## Problem description
What is needed here is an exact copy of all the data.

Provided material Block Start

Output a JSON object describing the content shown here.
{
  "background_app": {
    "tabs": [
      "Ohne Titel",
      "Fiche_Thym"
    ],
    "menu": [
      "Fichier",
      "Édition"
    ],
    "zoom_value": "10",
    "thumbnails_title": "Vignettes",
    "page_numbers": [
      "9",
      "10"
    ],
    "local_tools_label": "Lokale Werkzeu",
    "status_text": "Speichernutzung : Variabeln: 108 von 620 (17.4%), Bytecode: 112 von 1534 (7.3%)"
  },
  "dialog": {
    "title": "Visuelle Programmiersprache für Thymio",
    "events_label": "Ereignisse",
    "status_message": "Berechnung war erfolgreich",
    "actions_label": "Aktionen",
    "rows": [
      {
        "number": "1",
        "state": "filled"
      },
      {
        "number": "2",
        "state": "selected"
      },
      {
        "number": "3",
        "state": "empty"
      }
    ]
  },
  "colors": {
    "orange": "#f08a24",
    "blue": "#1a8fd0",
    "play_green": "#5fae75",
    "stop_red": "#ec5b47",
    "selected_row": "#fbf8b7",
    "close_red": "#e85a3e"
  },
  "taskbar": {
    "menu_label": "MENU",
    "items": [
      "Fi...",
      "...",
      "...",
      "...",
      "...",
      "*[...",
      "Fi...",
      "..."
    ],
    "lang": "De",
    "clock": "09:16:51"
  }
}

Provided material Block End

## Answer to the exercise
Output a JSON object describing the content shown here.
{
  "background_app": {
    "tabs": [
      "Ohne Titel",
      "Fiche_Thym"
    ],
    "menu": [
      "Fichier",
      "Édition"
    ],
    "zoom_value": "10",
    "thumbnails_title": "Vignettes",
    "page_numbers": [
      "9",
      "10"
    ],
    "local_tools_label": "Lokale Werkzeu",
    "status_text": "Speichernutzung : Variabeln: 108 von 620 (17.4%), Bytecode: 112 von 1534 (7.3%)"
  },
  "dialog": {
    "title": "Visuelle Programmiersprache für Thymio",
    "events_label": "Ereignisse",
    "status_message": "Berechnung war erfolgreich",
    "actions_label": "Aktionen",
    "rows": [
      {
        "number": "1",
        "state": "filled"
      },
      {
        "number": "2",
        "state": "selected"
      },
      {
        "number": "3",
        "state": "empty"
      }
    ]
  },
  "colors": {
    "orange": "#f08a24",
    "blue": "#1a8fd0",
    "play_green": "#5fae75",
    "stop_red": "#ec5b47",
    "selected_row": "#fbf8b7",
    "close_red": "#e85a3e"
  },
  "taskbar": {
    "menu_label": "MENU",
    "items": [
      "Fi...",
      "...",
      "...",
      "...",
      "...",
      "*[...",
      "Fi...",
      "..."
    ],
    "lang": "De",
    "clock": "09:16:51"
  }
}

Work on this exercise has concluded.